Spanish daily tags PM in graft scandal
MADRID - Agence France-Presse
Spain’s PM Rajoy has denied receiving undisclosed payments. A corruption scandal reignited with the publication of an handwritten account ledger. REUTERS photoA corruption scandal implicating Spain’s Prime Minister Mariano Rajoy reignited July 9 with the publication of an original handwritten account ledger apparently showing illegal payments to him while he was a minister.
The document published by El Mundo newspaper fanned a scandal that has outraged Spaniards suffering in a recession and had sparked calls for Rajoy to resign earlier this year. His ruling Popular Party hotly repeated its denials of any illegal payments to its members, while the opposition Socialists demanded Rajoy himself explain himself.
El Mundo published a page from what it said were original account ledgers showing payments to Rajoy and other party members in the late 1990s.
In January, top center-left daily El Pais had published what is said were photocopies of the accounts showing the secret slush fund payments.

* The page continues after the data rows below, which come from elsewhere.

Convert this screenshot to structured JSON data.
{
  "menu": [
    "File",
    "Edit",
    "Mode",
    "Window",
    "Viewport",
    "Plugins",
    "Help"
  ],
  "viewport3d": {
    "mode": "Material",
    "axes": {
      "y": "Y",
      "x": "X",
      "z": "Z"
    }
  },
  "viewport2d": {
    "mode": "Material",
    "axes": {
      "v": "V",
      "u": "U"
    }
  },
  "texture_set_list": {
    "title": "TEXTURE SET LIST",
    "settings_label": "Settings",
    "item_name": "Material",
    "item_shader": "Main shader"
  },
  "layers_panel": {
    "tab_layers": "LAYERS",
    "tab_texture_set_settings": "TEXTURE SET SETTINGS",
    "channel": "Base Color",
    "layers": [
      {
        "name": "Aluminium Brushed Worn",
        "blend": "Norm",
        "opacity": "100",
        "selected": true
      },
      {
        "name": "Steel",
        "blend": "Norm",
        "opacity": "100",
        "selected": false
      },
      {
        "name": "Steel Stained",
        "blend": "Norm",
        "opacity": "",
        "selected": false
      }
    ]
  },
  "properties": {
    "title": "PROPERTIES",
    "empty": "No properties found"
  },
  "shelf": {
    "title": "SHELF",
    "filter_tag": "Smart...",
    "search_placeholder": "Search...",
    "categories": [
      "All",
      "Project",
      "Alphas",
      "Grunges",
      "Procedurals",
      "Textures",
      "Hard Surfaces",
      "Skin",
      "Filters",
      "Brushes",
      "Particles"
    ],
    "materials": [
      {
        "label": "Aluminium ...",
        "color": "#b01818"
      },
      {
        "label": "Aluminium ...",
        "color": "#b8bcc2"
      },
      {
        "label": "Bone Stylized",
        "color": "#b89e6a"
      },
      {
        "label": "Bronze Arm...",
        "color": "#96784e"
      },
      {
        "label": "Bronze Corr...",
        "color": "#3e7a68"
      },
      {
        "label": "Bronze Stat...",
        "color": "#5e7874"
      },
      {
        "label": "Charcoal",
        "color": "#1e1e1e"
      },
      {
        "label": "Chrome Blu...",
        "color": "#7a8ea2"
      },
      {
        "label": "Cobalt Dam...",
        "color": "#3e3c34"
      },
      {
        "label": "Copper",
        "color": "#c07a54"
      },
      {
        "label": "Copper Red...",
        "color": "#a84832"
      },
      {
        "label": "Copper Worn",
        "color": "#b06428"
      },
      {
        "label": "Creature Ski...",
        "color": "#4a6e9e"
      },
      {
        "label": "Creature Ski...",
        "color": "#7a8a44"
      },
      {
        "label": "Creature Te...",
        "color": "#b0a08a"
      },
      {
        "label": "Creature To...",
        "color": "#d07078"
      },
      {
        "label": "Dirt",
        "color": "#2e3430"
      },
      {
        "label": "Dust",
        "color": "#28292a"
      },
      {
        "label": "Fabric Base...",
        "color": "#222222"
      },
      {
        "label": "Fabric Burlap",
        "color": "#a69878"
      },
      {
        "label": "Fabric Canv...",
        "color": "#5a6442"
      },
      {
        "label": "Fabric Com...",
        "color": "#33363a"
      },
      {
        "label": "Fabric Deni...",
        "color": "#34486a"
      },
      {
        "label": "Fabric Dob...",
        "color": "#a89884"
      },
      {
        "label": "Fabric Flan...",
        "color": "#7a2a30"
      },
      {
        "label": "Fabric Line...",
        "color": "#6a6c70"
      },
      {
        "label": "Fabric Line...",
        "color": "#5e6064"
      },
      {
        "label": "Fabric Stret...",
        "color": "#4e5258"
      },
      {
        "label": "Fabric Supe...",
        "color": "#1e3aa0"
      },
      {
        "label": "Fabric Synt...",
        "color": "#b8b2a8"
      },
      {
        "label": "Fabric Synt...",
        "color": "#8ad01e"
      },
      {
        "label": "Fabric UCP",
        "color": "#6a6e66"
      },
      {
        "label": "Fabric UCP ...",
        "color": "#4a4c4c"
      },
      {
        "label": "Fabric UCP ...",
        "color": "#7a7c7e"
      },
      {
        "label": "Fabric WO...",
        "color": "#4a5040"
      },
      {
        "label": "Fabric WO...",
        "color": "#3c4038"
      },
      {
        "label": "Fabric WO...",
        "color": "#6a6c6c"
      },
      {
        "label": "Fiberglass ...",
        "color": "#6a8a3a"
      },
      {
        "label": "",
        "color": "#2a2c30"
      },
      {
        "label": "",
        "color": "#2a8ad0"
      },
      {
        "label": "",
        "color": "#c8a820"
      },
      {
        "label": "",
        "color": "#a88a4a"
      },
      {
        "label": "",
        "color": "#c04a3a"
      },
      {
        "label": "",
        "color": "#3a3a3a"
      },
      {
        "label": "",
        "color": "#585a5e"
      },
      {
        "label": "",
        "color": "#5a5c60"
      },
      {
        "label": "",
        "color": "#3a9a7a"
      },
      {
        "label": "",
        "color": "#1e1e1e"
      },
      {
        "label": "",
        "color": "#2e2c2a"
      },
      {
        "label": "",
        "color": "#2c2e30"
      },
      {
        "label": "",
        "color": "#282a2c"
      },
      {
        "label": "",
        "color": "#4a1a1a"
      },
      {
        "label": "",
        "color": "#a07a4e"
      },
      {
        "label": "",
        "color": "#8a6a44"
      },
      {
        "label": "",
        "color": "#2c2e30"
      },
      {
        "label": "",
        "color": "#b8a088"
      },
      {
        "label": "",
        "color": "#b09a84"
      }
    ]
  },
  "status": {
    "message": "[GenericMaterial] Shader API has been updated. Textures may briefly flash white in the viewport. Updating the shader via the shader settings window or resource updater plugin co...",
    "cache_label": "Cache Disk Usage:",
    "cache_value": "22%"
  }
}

El Mundo published for the first time what it said was the front and back of a single, original page from the ledger, which it said dispelled doubts over whether it could have been fabricated.
It said the ledgers were compiled in part by the party’s former treasurer Luis Barcenas, who is now behind bars facing corruption charges. The party has distanced itself from Barcenas and has said it has no fear of possible revelations by him from his prison cell.
Document handed to court
El Mundo editor Pedro J. Ramirez handed the original account document to the courts on July 8 a few hours after he received it, El Mundo said, without revealing its source. The excerpt purportedly showed extra payments to party officials including Rajoy when he was a minister in then Prime Minister Jose Maria Aznar’s government in 1997, 1998 and 1999. The entries include two payments to Rajoy of 12,600 euros in 1998.
The paper said the payments flouted a 1995 law barring such supplementary payments to members of the government. Rajoy has denied receiving undisclosed payments. He resisted calls to resign after the revelations published by El Pais in January, which fuelled angry street protests.